January 27, 2008

An escape to Mount Fuji

Thomas Kieller

Photos 2 and 3 – Copyright United Athletes Magazine

The famous Mount Fuji, a stratovolcano.

I was travelling in the country of the rising sun in order to immerse myself in the most exalting things of Japanese culture. I have been served. By making my way in the urbanized lifestyle of Tokyo, Osaka and Kyoto, I felt what millions of workmen and salarymen live every day. The capital city stunned me with its human mass movements. It’s impossible to be tongue-tied while crossing the Ginza district where the streets are very lively. To the south, the typical architecture and the famous Japanese traditions of Kyoto can only fascinate the traveller. Also, lit-up avenues and the agitated nightlife of Osaka can grasp the passer-by easily. After a month of uninterrupted visits, I decided to escape the big city turmoil in spite of the incredible respect and welcome of the Japanese people. Oh yeah, there are only 128,000,000 in the country! So, I took the road to Kawaguchiko, a small locality near Mount Fuji which is the culminating point of Japan. This is a place where you can taste the pleasure of nature.

I started my excursion from my hotel, a few kilometres from the footsteps of the mountain. I travelled through the village where I could observe the Japanese scenery. By following the road around Kawaguchi Lake, I looked at the different mountains in the background, that is to say Kenashiyama, Kurodake and Misakayama. Passing by bright green rice fields, I continued my way towards the Fujisan.

I knew that to reach the summit of Mount Fuji whose altitude is 3,776 meters, I had to do a mountainous walk of approximately 25 kilometres. A true pleasure! There is nothing like starting an ascent from the base of a mountain. A sensation burned inside me as the mountain was appearing clearer. When I saw Mount Fuji standing in front of me and that I knew that in ten hours I would be at the summit, a good feeling went through me. The preamble was over; it was time to climb up!

A pleasant ascent in the forest.

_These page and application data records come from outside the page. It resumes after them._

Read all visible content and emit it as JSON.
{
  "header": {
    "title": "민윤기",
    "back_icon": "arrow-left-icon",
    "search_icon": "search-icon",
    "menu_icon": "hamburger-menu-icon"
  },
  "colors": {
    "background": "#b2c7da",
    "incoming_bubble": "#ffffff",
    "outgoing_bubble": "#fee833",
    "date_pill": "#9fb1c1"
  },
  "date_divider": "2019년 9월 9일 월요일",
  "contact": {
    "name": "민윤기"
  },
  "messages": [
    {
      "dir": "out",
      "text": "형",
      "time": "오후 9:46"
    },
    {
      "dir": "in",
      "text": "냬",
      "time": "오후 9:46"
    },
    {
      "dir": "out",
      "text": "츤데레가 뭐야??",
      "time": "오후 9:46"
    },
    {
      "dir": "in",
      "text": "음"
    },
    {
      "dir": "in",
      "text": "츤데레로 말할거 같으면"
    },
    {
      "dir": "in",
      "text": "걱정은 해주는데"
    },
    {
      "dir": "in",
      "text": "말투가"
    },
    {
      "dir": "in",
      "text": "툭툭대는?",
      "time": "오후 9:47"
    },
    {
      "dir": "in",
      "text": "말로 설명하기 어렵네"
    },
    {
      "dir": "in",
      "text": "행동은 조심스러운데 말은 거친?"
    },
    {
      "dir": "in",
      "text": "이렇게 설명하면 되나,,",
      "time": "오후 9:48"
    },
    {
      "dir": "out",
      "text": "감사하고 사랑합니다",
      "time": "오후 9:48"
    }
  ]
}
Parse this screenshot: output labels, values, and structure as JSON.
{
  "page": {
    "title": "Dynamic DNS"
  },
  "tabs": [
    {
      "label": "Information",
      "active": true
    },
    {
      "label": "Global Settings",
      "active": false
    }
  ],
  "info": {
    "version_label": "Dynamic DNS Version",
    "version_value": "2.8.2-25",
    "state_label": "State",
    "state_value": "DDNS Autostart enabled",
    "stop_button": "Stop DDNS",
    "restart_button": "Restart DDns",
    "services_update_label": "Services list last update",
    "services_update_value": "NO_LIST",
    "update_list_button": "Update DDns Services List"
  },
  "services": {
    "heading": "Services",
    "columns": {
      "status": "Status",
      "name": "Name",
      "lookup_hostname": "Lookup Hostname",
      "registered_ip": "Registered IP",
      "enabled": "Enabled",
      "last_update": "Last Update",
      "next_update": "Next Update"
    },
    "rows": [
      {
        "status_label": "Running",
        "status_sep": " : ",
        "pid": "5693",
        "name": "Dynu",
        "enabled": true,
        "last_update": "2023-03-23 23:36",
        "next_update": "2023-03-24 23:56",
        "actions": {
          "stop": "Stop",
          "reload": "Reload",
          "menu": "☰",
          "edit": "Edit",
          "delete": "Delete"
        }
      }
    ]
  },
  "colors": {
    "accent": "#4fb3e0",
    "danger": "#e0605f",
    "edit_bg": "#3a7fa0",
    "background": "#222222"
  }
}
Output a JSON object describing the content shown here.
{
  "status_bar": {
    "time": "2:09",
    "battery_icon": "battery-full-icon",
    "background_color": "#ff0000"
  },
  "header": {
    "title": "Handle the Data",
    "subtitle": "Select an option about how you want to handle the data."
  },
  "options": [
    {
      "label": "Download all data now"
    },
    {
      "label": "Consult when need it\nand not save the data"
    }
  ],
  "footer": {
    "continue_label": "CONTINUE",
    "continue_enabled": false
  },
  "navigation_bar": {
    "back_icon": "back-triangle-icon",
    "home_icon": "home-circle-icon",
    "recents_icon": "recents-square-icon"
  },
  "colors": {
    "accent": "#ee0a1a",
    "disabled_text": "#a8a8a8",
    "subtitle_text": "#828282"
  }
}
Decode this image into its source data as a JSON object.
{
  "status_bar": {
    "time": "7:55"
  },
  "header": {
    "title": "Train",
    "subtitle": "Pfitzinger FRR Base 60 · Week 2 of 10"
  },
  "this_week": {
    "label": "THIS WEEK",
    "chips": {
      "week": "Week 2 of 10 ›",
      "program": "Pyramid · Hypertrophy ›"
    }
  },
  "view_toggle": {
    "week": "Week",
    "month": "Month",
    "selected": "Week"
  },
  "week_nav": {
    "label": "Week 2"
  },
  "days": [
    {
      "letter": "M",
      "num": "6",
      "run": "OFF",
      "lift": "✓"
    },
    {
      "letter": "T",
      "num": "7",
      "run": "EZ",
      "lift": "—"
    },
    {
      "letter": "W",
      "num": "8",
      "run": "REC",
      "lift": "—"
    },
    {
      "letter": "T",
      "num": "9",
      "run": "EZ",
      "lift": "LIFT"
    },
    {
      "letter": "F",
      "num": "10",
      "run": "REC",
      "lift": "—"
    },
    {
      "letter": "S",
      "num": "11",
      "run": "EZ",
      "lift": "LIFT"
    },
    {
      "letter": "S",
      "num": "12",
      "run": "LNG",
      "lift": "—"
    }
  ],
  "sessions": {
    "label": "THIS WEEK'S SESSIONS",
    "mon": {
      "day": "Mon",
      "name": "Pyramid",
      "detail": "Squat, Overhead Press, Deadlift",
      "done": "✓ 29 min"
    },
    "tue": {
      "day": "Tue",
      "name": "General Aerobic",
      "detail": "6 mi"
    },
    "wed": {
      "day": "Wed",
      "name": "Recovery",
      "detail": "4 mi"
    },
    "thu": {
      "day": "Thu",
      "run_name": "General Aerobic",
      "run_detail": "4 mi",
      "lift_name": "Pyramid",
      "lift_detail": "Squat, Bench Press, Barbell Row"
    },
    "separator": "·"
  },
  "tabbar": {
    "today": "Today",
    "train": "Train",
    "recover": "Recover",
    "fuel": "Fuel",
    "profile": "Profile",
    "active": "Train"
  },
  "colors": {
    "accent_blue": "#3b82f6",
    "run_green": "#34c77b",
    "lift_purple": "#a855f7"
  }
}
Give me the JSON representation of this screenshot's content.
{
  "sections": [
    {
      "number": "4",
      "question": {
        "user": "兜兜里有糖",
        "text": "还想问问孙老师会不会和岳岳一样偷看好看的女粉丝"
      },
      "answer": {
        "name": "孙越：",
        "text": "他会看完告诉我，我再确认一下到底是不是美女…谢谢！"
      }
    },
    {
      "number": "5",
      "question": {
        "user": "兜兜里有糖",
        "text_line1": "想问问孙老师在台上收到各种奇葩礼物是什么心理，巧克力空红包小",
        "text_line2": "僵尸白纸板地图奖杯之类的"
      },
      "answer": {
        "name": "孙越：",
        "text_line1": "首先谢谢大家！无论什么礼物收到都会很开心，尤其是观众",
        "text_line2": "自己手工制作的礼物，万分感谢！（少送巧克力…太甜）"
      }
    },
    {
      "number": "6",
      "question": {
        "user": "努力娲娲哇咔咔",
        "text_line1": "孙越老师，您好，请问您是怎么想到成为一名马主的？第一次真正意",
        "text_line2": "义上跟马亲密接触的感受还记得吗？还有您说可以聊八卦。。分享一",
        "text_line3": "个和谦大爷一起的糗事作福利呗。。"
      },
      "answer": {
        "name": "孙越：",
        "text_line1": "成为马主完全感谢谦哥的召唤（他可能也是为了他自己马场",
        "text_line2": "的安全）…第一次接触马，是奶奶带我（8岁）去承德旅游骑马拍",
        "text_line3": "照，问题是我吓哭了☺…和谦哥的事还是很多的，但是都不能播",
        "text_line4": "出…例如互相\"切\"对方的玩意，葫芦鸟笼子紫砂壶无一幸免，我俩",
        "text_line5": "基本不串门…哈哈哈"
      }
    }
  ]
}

I chose the Yoshidaguchi path because it is the traditional way that pilgrims took to climb the mountain. May I tell you that the path is not crowded. If you do the ascent by yourself, you will probably walk four hours without seeing a soul. Between the interior peace of a hike in a forest and the sensation that your leg muscles are burning, there is nothing like this to revive oneself.

The vigour and the determination of the climber are key factors for a successful ascent. In this demanding exercise, the hiker searches what is best in him. One finds, among other things, the pleasure of expending oneself in an exalting walk towards a higher altitude. For me, this is awesome.

A blue sky greeted me when I left the forest. Oh yes, the sun was scorching on July 24, 2007. After a small break in a hut where the owner served me a nourishing meal, I pursued the climb. A spirit of camaraderie took place when many hikers started their ascent of the mountain. Indeed, at the fifth station which is at 2,300 meters in altitude, the majority of the climbers arrived by bus. This is a convenient way of transportation which occurs daily by shuttling back and forth from this station to the village.

As it is often the case in Japan, a new agglomeration of men and women formed, but this time on the slope of a volcano. It seems that you cannot escape it! However, it was an attitude of solidarity which floated in the air. The people exchanged anecdotes and commentaries tinged from the joy of climbing a mountain.

At 3,300 meters, I decided to take a new break in order to rest a little bit and also to finish the ascent during the night. At 3:00 in the morning, I got back on the road by the light of a head lamp. I strode across numerous big volcanic stones which strew Mount Fuji. In the darkness, the last four hundred meters were enjoyable. The hundred beams of light coming from the lamps swept across the darkness.

At the last station, all the climbers took a break and waited patiently for the sunrise. The cold air was filling my lungs, but the pleasure of the ascent fulfilled me even more.

The sunrise at the top of Mount Fuji.

When the sun emerged far-off and above the clouds, a new joy swept through me as it did for the other hikers. The sunbeams immediately warmed us. It’s in this agreeable warmth that I walked down on the path covered with ash. Now, it’s up to you to live all of this!